● **WHAT YOU SHOULD DO**
Copy the data exactly. Leave nothing out.

● **DATA EXCERPTS**
--- START ---
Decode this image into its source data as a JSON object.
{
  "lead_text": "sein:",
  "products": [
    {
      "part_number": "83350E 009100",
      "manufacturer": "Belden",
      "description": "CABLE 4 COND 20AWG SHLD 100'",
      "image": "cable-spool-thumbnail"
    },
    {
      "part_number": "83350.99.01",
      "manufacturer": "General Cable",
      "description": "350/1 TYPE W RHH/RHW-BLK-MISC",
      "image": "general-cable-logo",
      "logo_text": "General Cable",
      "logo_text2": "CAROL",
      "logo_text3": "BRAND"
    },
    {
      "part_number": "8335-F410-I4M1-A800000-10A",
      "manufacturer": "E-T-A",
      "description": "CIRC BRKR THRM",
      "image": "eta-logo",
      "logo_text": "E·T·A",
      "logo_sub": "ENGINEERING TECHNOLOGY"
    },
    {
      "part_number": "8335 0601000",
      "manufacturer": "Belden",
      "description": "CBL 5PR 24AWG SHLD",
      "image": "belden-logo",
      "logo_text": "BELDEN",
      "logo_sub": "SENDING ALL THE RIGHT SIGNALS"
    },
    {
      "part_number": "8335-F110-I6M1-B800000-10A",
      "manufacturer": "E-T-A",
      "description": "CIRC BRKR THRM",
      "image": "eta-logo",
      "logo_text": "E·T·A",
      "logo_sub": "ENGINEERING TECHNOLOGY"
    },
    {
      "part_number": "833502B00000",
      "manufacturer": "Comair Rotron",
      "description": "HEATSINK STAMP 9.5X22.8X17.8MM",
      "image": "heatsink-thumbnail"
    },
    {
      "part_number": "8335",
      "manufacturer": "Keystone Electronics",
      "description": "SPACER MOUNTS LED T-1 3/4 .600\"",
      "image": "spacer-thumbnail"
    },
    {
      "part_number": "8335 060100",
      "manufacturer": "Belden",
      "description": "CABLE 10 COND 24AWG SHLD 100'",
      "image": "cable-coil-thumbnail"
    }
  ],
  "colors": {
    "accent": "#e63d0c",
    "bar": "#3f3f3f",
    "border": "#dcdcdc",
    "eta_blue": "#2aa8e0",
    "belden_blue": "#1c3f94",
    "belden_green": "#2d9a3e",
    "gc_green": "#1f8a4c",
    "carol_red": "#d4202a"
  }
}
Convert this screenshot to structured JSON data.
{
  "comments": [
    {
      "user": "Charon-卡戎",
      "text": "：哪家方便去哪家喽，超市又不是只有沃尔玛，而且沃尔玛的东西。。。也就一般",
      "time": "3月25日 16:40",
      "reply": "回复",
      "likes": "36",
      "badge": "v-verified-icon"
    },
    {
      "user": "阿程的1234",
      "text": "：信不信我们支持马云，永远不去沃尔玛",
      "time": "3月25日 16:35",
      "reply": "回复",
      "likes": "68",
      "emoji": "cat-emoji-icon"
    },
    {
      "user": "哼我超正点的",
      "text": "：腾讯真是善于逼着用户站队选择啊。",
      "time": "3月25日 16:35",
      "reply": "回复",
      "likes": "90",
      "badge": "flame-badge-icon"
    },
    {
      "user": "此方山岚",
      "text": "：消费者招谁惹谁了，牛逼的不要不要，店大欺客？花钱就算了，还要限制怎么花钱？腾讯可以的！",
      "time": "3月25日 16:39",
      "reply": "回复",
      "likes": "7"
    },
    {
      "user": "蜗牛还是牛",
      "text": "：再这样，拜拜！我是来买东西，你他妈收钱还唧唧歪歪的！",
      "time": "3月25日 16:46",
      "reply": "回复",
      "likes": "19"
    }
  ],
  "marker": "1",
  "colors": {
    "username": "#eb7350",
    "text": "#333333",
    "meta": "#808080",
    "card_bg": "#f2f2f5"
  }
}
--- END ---
● **EXERCISE ANSWER**
Decode this image into its source data as a JSON object.
{
  "lead_text": "sein:",
  "products": [
    {
      "part_number": "83350E 009100",
      "manufacturer": "Belden",
      "description": "CABLE 4 COND 20AWG SHLD 100'",
      "image": "cable-spool-thumbnail"
    },
    {
      "part_number": "83350.99.01",
      "manufacturer": "General Cable",
      "description": "350/1 TYPE W RHH/RHW-BLK-MISC",
      "image": "general-cable-logo",
      "logo_text": "General Cable",
      "logo_text2": "CAROL",
      "logo_text3": "BRAND"
    },
    {
      "part_number": "8335-F410-I4M1-A800000-10A",
      "manufacturer": "E-T-A",
      "description": "CIRC BRKR THRM",
      "image": "eta-logo",
      "logo_text": "E·T·A",
      "logo_sub": "ENGINEERING TECHNOLOGY"
    },
    {
      "part_number": "8335 0601000",
      "manufacturer": "Belden",
      "description": "CBL 5PR 24AWG SHLD",
      "image": "belden-logo",
      "logo_text": "BELDEN",
      "logo_sub": "SENDING ALL THE RIGHT SIGNALS"
    },
    {
      "part_number": "8335-F110-I6M1-B800000-10A",
      "manufacturer": "E-T-A",
      "description": "CIRC BRKR THRM",
      "image": "eta-logo",
      "logo_text": "E·T·A",
      "logo_sub": "ENGINEERING TECHNOLOGY"
    },
    {
      "part_number": "833502B00000",
      "manufacturer": "Comair Rotron",
      "description": "HEATSINK STAMP 9.5X22.8X17.8MM",
      "image": "heatsink-thumbnail"
    },
    {
      "part_number": "8335",
      "manufacturer": "Keystone Electronics",
      "description": "SPACER MOUNTS LED T-1 3/4 .600\"",
      "image": "spacer-thumbnail"
    },
    {
      "part_number": "8335 060100",
      "manufacturer": "Belden",
      "description": "CABLE 10 COND 24AWG SHLD 100'",
      "image": "cable-coil-thumbnail"
    }
  ],
  "colors": {
    "accent": "#e63d0c",
    "bar": "#3f3f3f",
    "border": "#dcdcdc",
    "eta_blue": "#2aa8e0",
    "belden_blue": "#1c3f94",
    "belden_green": "#2d9a3e",
    "gc_green": "#1f8a4c",
    "carol_red": "#d4202a"
  }
}
Convert this screenshot to structured JSON data.
{
  "comments": [
    {
      "user": "Charon-卡戎",
      "text": "：哪家方便去哪家喽，超市又不是只有沃尔玛，而且沃尔玛的东西。。。也就一般",
      "time": "3月25日 16:40",
      "reply": "回复",
      "likes": "36",
      "badge": "v-verified-icon"
    },
    {
      "user": "阿程的1234",
      "text": "：信不信我们支持马云，永远不去沃尔玛",
      "time": "3月25日 16:35",
      "reply": "回复",
      "likes": "68",
      "emoji": "cat-emoji-icon"
    },
    {
      "user": "哼我超正点的",
      "text": "：腾讯真是善于逼着用户站队选择啊。",
      "time": "3月25日 16:35",
      "reply": "回复",
      "likes": "90",
      "badge": "flame-badge-icon"
    },
    {
      "user": "此方山岚",
      "text": "：消费者招谁惹谁了，牛逼的不要不要，店大欺客？花钱就算了，还要限制怎么花钱？腾讯可以的！",
      "time": "3月25日 16:39",
      "reply": "回复",
      "likes": "7"
    },
    {
      "user": "蜗牛还是牛",
      "text": "：再这样，拜拜！我是来买东西，你他妈收钱还唧唧歪歪的！",
      "time": "3月25日 16:46",
      "reply": "回复",
      "likes": "19"
    }
  ],
  "marker": "1",
  "colors": {
    "username": "#eb7350",
    "text": "#333333",
    "meta": "#808080",
    "card_bg": "#f2f2f5"
  }
}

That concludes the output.